Supplied records:
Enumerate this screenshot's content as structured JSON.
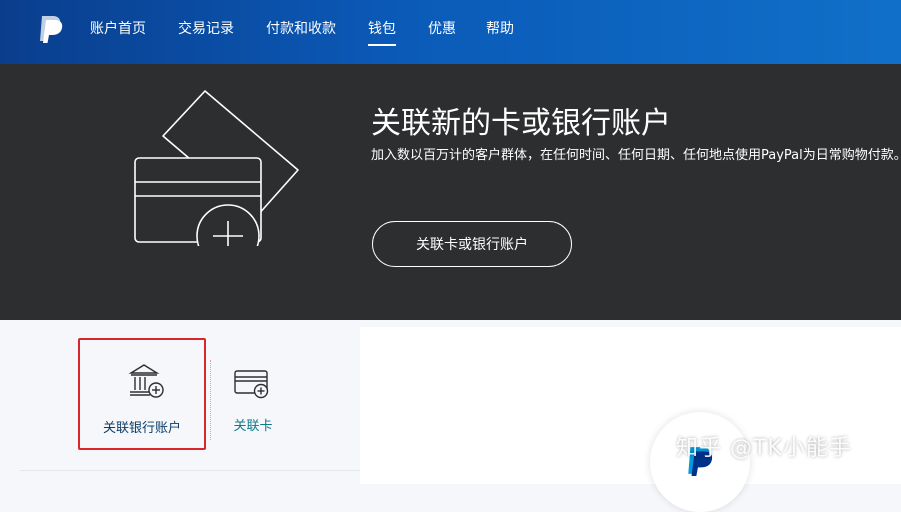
{
  "nav": {
    "items": [
      {
        "label": "账户首页"
      },
      {
        "label": "交易记录"
      },
      {
        "label": "付款和收款"
      },
      {
        "label": "钱包"
      },
      {
        "label": "优惠"
      },
      {
        "label": "帮助"
      }
    ],
    "active": "钱包"
  },
  "hero": {
    "title": "关联新的卡或银行账户",
    "description": "加入数以百万计的客户群体，在任何时间、任何日期、任何地点使用PayPal为日常购物付款。",
    "button_label": "关联卡或银行账户"
  },
  "options": {
    "bank_label": "关联银行账户",
    "card_label": "关联卡"
  },
  "watermark": "知乎 @TK小能手",
  "colors": {
    "nav_bg": "#0b5ab8",
    "hero_bg": "#2c2e2f",
    "highlight_border": "#d9262c",
    "link": "#117a8b"
  }
}
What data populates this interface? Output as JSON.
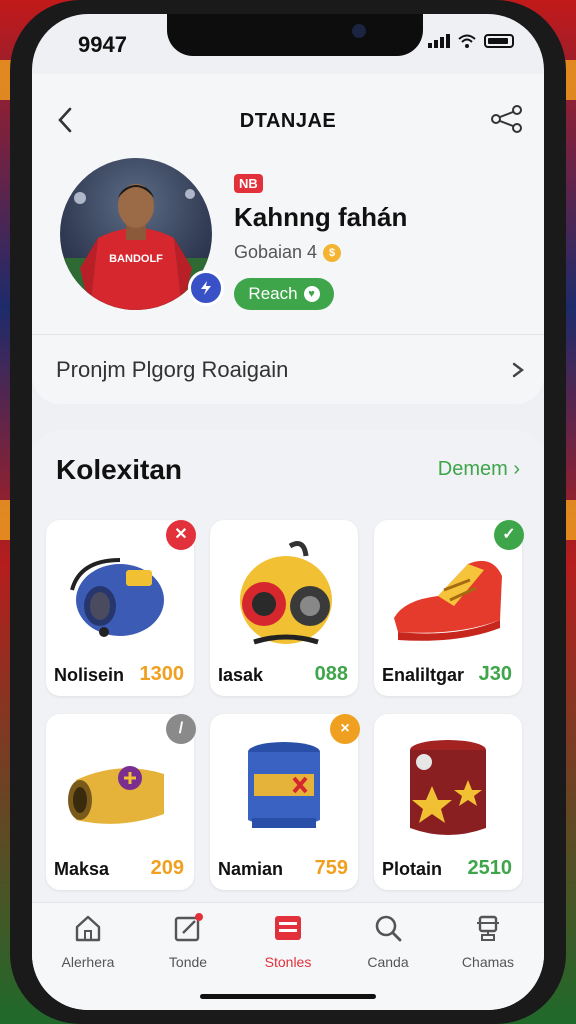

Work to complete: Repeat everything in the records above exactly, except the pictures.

Exercise solution:
Enumerate this screenshot's content as structured JSON.
{
  "nav": {
    "items": [
      {
        "label": "账户首页"
      },
      {
        "label": "交易记录"
      },
      {
        "label": "付款和收款"
      },
      {
        "label": "钱包"
      },
      {
        "label": "优惠"
      },
      {
        "label": "帮助"
      }
    ],
    "active": "钱包"
  },
  "hero": {
    "title": "关联新的卡或银行账户",
    "description": "加入数以百万计的客户群体，在任何时间、任何日期、任何地点使用PayPal为日常购物付款。",
    "button_label": "关联卡或银行账户"
  },
  "options": {
    "bank_label": "关联银行账户",
    "card_label": "关联卡"
  },
  "watermark": "知乎 @TK小能手",
  "colors": {
    "nav_bg": "#0b5ab8",
    "hero_bg": "#2c2e2f",
    "highlight_border": "#d9262c",
    "link": "#117a8b"
  }
}
What data populates this interface? Output as JSON.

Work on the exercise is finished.